INSTRUCTIONS TO FOLLOW:
Work through the data and say how many lines contain "JSON". The number alone is the answer.

SOURCE DATA:
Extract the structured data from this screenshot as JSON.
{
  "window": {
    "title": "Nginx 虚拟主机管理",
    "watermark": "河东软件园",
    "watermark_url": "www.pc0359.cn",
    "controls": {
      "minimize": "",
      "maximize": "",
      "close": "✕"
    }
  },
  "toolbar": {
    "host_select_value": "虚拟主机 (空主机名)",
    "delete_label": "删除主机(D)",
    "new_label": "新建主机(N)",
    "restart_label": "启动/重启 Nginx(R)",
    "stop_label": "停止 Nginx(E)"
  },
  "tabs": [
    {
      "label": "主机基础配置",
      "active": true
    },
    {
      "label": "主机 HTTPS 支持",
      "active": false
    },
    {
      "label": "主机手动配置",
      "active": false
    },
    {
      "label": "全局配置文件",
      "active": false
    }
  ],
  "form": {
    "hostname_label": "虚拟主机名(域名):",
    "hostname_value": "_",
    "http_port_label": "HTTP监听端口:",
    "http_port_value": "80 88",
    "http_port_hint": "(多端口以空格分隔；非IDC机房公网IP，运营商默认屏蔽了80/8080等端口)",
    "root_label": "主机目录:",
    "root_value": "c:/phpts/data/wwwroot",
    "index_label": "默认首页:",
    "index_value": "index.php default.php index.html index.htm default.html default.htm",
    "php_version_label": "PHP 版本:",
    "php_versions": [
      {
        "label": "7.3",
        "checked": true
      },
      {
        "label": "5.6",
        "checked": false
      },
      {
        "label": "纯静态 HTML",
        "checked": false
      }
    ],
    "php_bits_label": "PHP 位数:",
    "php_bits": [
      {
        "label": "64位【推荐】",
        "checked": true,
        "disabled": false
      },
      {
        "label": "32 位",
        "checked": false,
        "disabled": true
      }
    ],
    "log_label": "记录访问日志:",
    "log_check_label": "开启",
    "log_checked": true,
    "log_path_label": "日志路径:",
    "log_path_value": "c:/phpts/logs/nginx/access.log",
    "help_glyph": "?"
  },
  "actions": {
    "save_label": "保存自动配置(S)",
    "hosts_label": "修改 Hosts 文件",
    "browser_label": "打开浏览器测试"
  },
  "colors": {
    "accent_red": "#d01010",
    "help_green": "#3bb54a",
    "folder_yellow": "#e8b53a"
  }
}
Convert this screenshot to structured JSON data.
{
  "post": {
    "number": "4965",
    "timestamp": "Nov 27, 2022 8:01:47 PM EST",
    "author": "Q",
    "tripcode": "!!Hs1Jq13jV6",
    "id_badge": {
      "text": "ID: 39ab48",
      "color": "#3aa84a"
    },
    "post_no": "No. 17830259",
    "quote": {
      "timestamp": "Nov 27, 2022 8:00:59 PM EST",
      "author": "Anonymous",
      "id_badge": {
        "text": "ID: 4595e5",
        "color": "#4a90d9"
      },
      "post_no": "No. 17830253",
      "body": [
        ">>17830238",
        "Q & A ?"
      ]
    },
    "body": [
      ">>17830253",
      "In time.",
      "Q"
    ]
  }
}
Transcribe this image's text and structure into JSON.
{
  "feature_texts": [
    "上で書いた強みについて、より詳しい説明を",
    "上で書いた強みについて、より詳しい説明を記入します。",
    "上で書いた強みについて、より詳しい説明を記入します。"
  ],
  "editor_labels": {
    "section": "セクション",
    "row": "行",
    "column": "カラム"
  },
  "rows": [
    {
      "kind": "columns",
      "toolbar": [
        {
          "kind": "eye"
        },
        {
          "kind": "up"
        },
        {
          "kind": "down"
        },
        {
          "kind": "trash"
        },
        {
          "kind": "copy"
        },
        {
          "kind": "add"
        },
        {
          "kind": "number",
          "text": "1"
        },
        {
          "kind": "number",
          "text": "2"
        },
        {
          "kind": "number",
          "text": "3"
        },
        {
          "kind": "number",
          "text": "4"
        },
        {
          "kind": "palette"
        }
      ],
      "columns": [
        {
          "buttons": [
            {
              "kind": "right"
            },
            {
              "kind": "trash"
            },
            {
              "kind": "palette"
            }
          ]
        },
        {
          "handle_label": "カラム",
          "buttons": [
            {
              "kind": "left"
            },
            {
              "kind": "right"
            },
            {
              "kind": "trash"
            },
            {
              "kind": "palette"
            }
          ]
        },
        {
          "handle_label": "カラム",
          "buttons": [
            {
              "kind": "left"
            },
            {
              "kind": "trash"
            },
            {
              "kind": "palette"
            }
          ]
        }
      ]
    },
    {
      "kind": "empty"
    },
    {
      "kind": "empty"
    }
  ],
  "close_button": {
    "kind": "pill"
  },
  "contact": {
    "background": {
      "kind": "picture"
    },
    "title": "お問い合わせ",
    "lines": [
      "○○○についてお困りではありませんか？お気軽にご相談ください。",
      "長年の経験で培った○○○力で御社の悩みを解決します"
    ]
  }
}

RESPONSE:
3